Good history lesson on #MLKDay: In 1990, the NFL did not stick to sports. It stripped Arizona of the ’93 #SuperBowl when the state’s citizens voted against a paid MLK holiday. After a vote in 1992 approved the holiday, the NFL awarded Arizona the ’96 game.|| Jack M Silverstein via Twitter
By Ray Stern || The Arizona Republic
Gene Blue hopes the millions of Arizonans who won’t attend work or school due to Martin Luther King Jr. Day in the state Monday take pride in the struggle that culminated with making it a reality 30 years ago.
In the fast-growing state — the only one in the country to enact the holiday by popular vote — many likely are unfamiliar with the history.
“It took collective energy to make this happen,” said Blue, who has chaired or co-chaired the Dr. Martin Luther King Jr. Celebration Committee for the past 37 years. Blue, 83, organized many of the marches that became an important part of the effort to create the holiday. “We need to continue to educate about what we went through as a people, peacefully, to obtain this holiday.”
Monday’s holiday marks three decades since Arizona celebrated its first MLK Day. This year also marks 30 years since Arizona missed out on its first Super Bowl, which the NFL moved to Pasadena after voters rejected the holiday. The pullout caused an estimated $200 million to $500 million in economic loss.
Arizona is preparing to host its fourth Super Bowl on Feb. 12 at State Farm Stadium in Glendale.
Yet as recently as last year, some Black Americans still believed Arizona wasn’t a worthy location for the event.
In January 2022, about 200 pastors from Arizona and around the country sent a letter to the National Football League, asking it to once again deny Arizona the Super Bowl. This time, the letter outlined, the main problem was election bills the state Legislature passed in 2021 that “harmed” minority and low-income voters. The pastors also were angry with Sen. Kyrsten Sinema, I-Ariz., for voting against the “Freedom to Vote: John R. Lewis Act” and a federal minimum wage.
The pastors didn’t continue their collective effort to pressure the NFL, but Black leaders and others who took part in the effort to make MLK Day a reality in Arizona say there is still work to do in the state

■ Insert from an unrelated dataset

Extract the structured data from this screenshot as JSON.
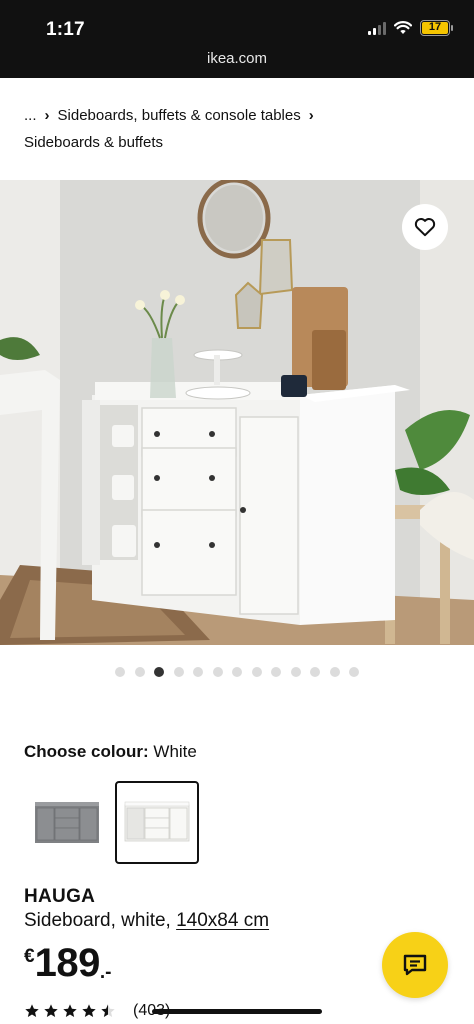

MLK Day had foe in former Gov. Mecham
Multiple cities and towns across the U.S. began honoring the birthday of the Rev. Martin Luther King Jr. soon after his assassination in 1968. Former President Ronald Reagan declared a federal holiday for the civil rights leader in 1983; it was enacted in 1986.
State lawmakers in the 1970s, including Cloves Campbell, Arizona’s first Black senator, Sen. Manuel “Lito” Peña and House Minority Leader Art Hamilton, took up the fight early introducing bills for a holiday that found no traction among the mostly white, male Legislature.
Arizona was not the last state to create an official, paid MLK holiday, but was perhaps the most well-known of the holdouts because of the resistance of former Gov. Evan Mecham.